Whether you are looking to explore North Norfolk’s many round tower churches or go birdwatching at one of the designated nature reserves, the Norfolk Coast’s expansive and rustic environment made up of pretty coastal villages and salt marshes is filled with attractions and activities to explore for every visitor. Within its expansive marshes, you will find Cley Marshes, one of the oldest birdwatching sites in the UK.

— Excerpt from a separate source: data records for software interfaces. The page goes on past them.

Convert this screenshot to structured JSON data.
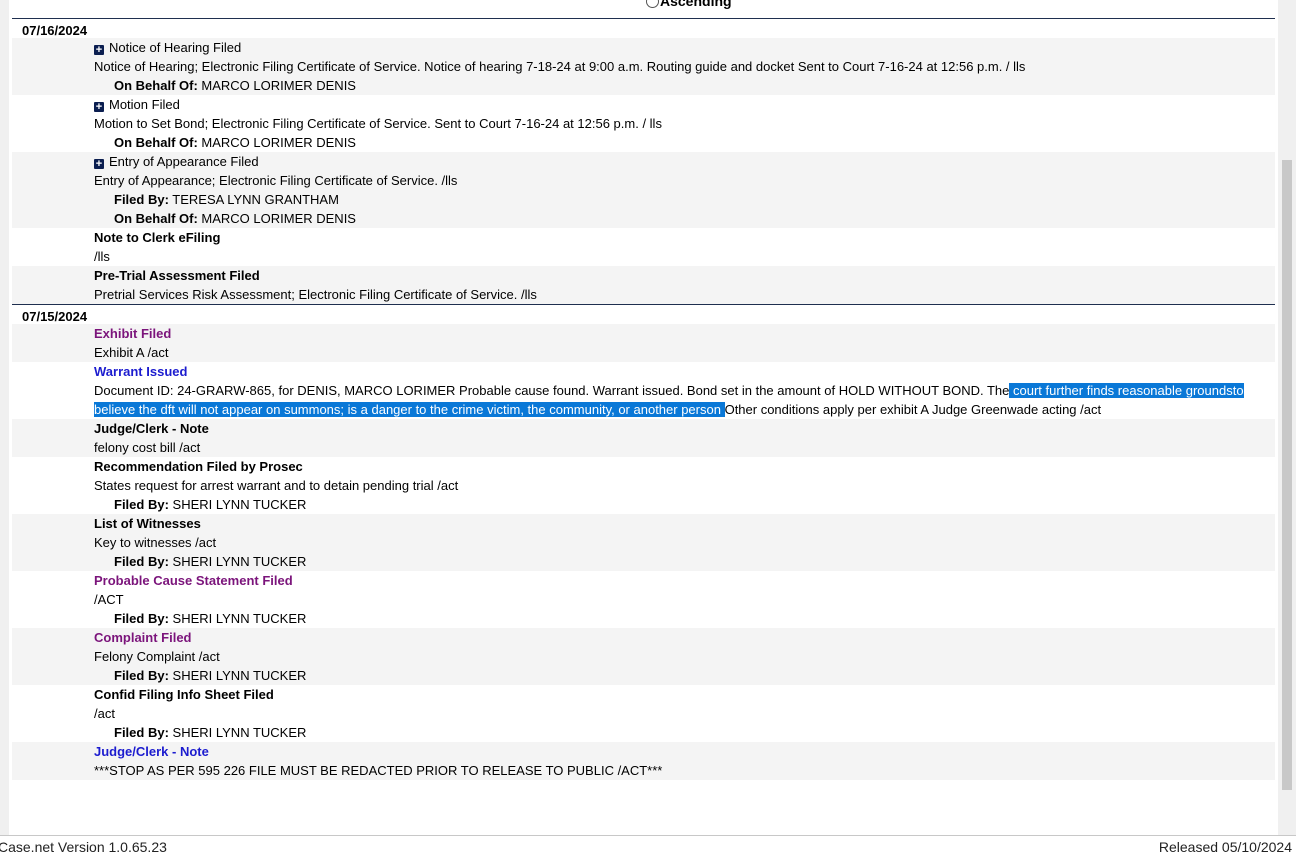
{
  "sort": {
    "option_label": "Ascending"
  },
  "groups": [
    {
      "date": "07/16/2024",
      "entries": [
        {
          "title": "Notice of Hearing Filed",
          "expandable": true,
          "style": "normal",
          "description": "Notice of Hearing; Electronic Filing Certificate of Service. Notice of hearing 7-18-24 at 9:00 a.m. Routing guide and docket Sent to Court 7-16-24 at 12:56 p.m. / lls",
          "parties": [
            {
              "label": "On Behalf Of:",
              "name": "MARCO LORIMER DENIS"
            }
          ]
        },
        {
          "title": "Motion Filed",
          "expandable": true,
          "style": "normal",
          "description": "Motion to Set Bond; Electronic Filing Certificate of Service. Sent to Court 7-16-24 at 12:56 p.m. / lls",
          "parties": [
            {
              "label": "On Behalf Of:",
              "name": "MARCO LORIMER DENIS"
            }
          ]
        },
        {
          "title": "Entry of Appearance Filed",
          "expandable": true,
          "style": "normal",
          "description": "Entry of Appearance; Electronic Filing Certificate of Service. /lls",
          "parties": [
            {
              "label": "Filed By:",
              "name": "TERESA LYNN GRANTHAM"
            },
            {
              "label": "On Behalf Of:",
              "name": "MARCO LORIMER DENIS"
            }
          ]
        },
        {
          "title": "Note to Clerk eFiling",
          "expandable": false,
          "style": "bold",
          "description": "/lls",
          "parties": []
        },
        {
          "title": "Pre-Trial Assessment Filed",
          "expandable": false,
          "style": "bold",
          "description": "Pretrial Services Risk Assessment; Electronic Filing Certificate of Service. /lls",
          "parties": []
        }
      ]
    },
    {
      "date": "07/15/2024",
      "entries": [
        {
          "title": "Exhibit Filed",
          "expandable": false,
          "style": "purple",
          "description": "Exhibit A /act",
          "parties": []
        },
        {
          "title": "Warrant Issued",
          "expandable": false,
          "style": "blue",
          "description_parts": [
            {
              "text": "Document ID: 24-GRARW-865, for DENIS, MARCO LORIMER Probable cause found. Warrant issued. Bond set in the amount of HOLD WITHOUT BOND. The",
              "highlight": false
            },
            {
              "text": " court further finds reasonable grounds",
              "highlight": true
            },
            {
              "text": "to believe the dft will not appear on summons; is a danger to the crime victim, the community, or another person ",
              "highlight": true
            },
            {
              "text": "Other conditions apply per exhibit A Judge Greenwade acting /act",
              "highlight": false
            }
          ],
          "parties": []
        },
        {
          "title": "Judge/Clerk - Note",
          "expandable": false,
          "style": "bold",
          "description": "felony cost bill /act",
          "parties": []
        },
        {
          "title": "Recommendation Filed by Prosec",
          "expandable": false,
          "style": "bold",
          "description": "States request for arrest warrant and to detain pending trial /act",
          "parties": [
            {
              "label": "Filed By:",
              "name": "SHERI LYNN TUCKER"
            }
          ]
        },
        {
          "title": "List of Witnesses",
          "expandable": false,
          "style": "bold",
          "description": "Key to witnesses /act",
          "parties": [
            {
              "label": "Filed By:",
              "name": "SHERI LYNN TUCKER"
            }
          ]
        },
        {
          "title": "Probable Cause Statement Filed",
          "expandable": false,
          "style": "purple",
          "description": "/ACT",
          "parties": [
            {
              "label": "Filed By:",
              "name": "SHERI LYNN TUCKER"
            }
          ]
        },
        {
          "title": "Complaint Filed",
          "expandable": false,
          "style": "purple",
          "description": "Felony Complaint /act",
          "parties": [
            {
              "label": "Filed By:",
              "name": "SHERI LYNN TUCKER"
            }
          ]
        },
        {
          "title": "Confid Filing Info Sheet Filed",
          "expandable": false,
          "style": "bold",
          "description": "/act",
          "parties": [
            {
              "label": "Filed By:",
              "name": "SHERI LYNN TUCKER"
            }
          ]
        },
        {
          "title": "Judge/Clerk - Note",
          "expandable": false,
          "style": "blue",
          "description": "***STOP AS PER 595 226 FILE MUST BE REDACTED PRIOR TO RELEASE TO PUBLIC /ACT***",
          "parties": []
        }
      ]
    }
  ],
  "footer": {
    "version": "Case.net Version 1.0.65.23",
    "released": "Released 05/10/2024"
  },
  "colors": {
    "purple_title": "#7b147b",
    "blue_title": "#1c1ccf",
    "highlight": "#0a78d7",
    "row_shade": "#f4f4f4"
  },
  "icons": {
    "expand": "plus-square-icon"
  }
}
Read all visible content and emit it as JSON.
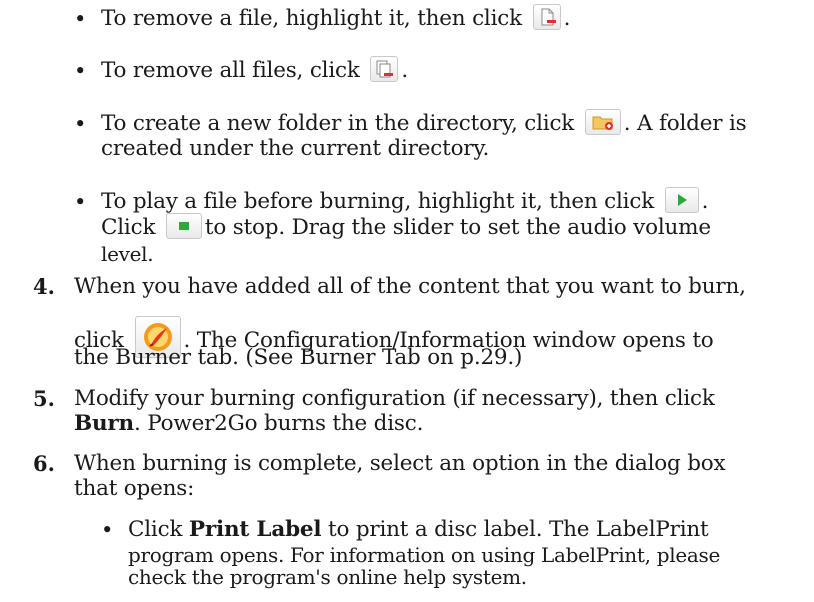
{
  "bullets_top": [
    {
      "pre": "To remove a file, highlight it, then click",
      "post": "."
    },
    {
      "pre": "To remove all files, click",
      "post": "."
    },
    {
      "pre": "To create a new folder in the directory, click",
      "post": ". A folder is",
      "line2": "created under the current directory."
    },
    {
      "pre": "To play a file before burning, highlight it, then click",
      "post": ".",
      "line2_pre": "Click",
      "line2_post": "to stop. Drag the slider to set the audio volume",
      "line3": "level."
    }
  ],
  "steps": [
    {
      "num": "4.",
      "l1": "When you have added all of the content that you want to burn,",
      "l2_pre": "click",
      "l2_post": ". The Configuration/Information window opens to",
      "l3": "the Burner tab. (See Burner Tab on p.29.)"
    },
    {
      "num": "5.",
      "l1": "Modify your burning configuration (if necessary), then click",
      "l2_bold": "Burn",
      "l2_post": ". Power2Go burns the disc."
    },
    {
      "num": "6.",
      "l1": "When burning is complete, select an option in the dialog box",
      "l2": "that opens:"
    }
  ],
  "sub_bullet": {
    "pre": "Click",
    "bold": "Print Label",
    "post": "to print a disc label. The LabelPrint",
    "line2": "program opens. For information on using LabelPrint, please",
    "line3": "check the program's online help system."
  },
  "icons": [
    "remove-file-icon",
    "remove-all-files-icon",
    "new-folder-icon",
    "play-icon",
    "stop-icon",
    "burn-icon"
  ]
}
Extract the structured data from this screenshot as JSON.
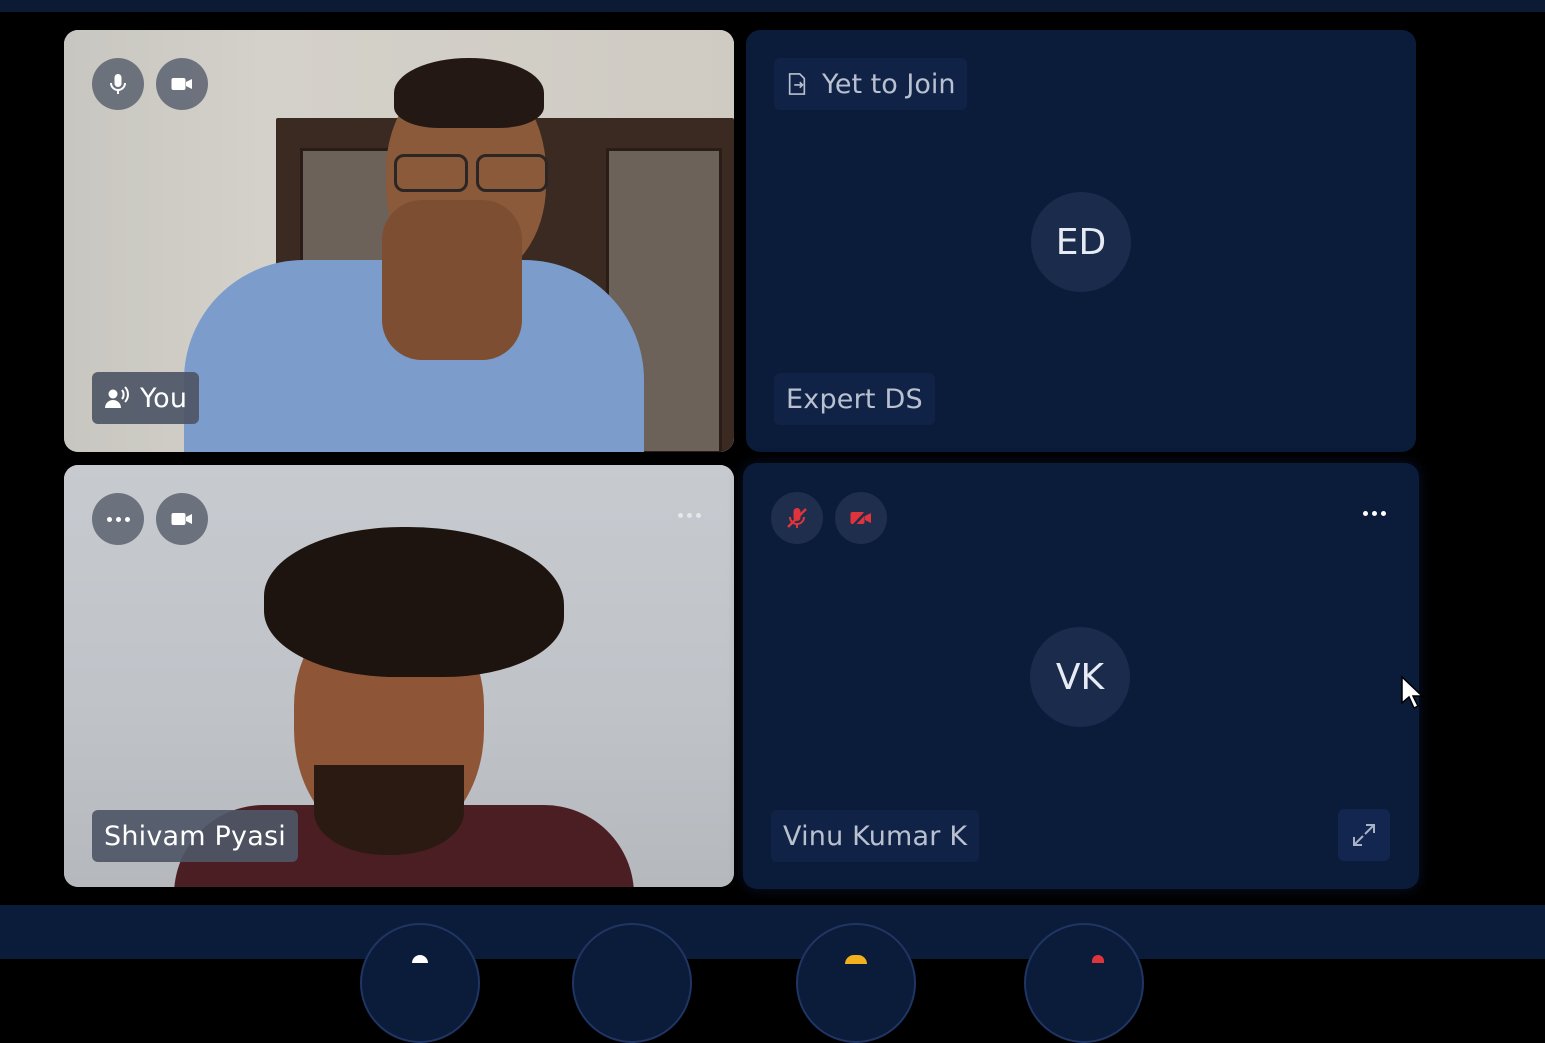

The North Norfolk Coast is known for its stunning beaches and wide skies, peppered with wonderful villages with hidden gems and hideaways that both individuals, couples and families will love; the chance to get away for the perfect holiday retreat. The North Norfolk coastline with the Wash to the far west, England’s largest bay, offers plenty of opportunities to enjoy the expansive beaches and seaside hotspots. There’s Holme-next-the-Sea, a small village known for its radiant sandy beach that seems to go on forever. The Norfolk Coast Path runs the whole length of the Norfolk coast and many visitors all it has to offer. A popular seaside town is Cromer, situated atop the cliffs overlooking its remarkable beach and a historic pier.
For seaside fun, the Norfolk coastal resort of Hunstanton or “Sunny Hunny” offers donkey rides, a swimming pool, and a theatre; something for all the family. Meanwhile, visitors head to Holkham for long walks and to Blakeney for fun at the quayside. Blakeney has a number of shops, restaurants and cafes as well as some very good waymarked walks through the marshes and out onto the sea wall. Just a few miles inland you will find the picture-postcard village of Burnham Market, recognised for its upscale boutiques and popular with celebrity-spotting.
Cley-next-the-Sea, located in an Area of Outstanding Natural Beauty, offers visitors the chance to enjoy one of Norfolk’s prettiest villages at the heart of the North Norfolk heritage coast. Don’t miss the 18th Century windmill and the famous St. Margaret’s Church, two prominent landmarks in the village.
The Norfolk Wildlife Trust (NWT) Visitor Centre at Cley Marshes is a must visit and offers the perfect viewpoint for birdwatchers to spot a wide variety of species in their natural habitat.
For a memorable holiday, it’s practical to stay at a hotel close to the coast such as The George Hotel at Cley, an inn with seven of its rooms serving as a perfect viewing spot of the Cley Marshes.
An Introduction to the Norfolk Coast. Tournorfolk.co.uk
Cley Marshes Nature Reserve. Wildlifeextra.com
Latest posts by Stephen Cleeve (see all)
- Staying in a Cley or Blakeney Hotel will Bring You Closer to Nature - December 28, 2015
- Hotels in Norfolk – discover the flavours and activities of the county - December 22, 2015
- Short Breaks in Norfolk: Steam Trains and Historic Sites in Norfolk - December 18, 2015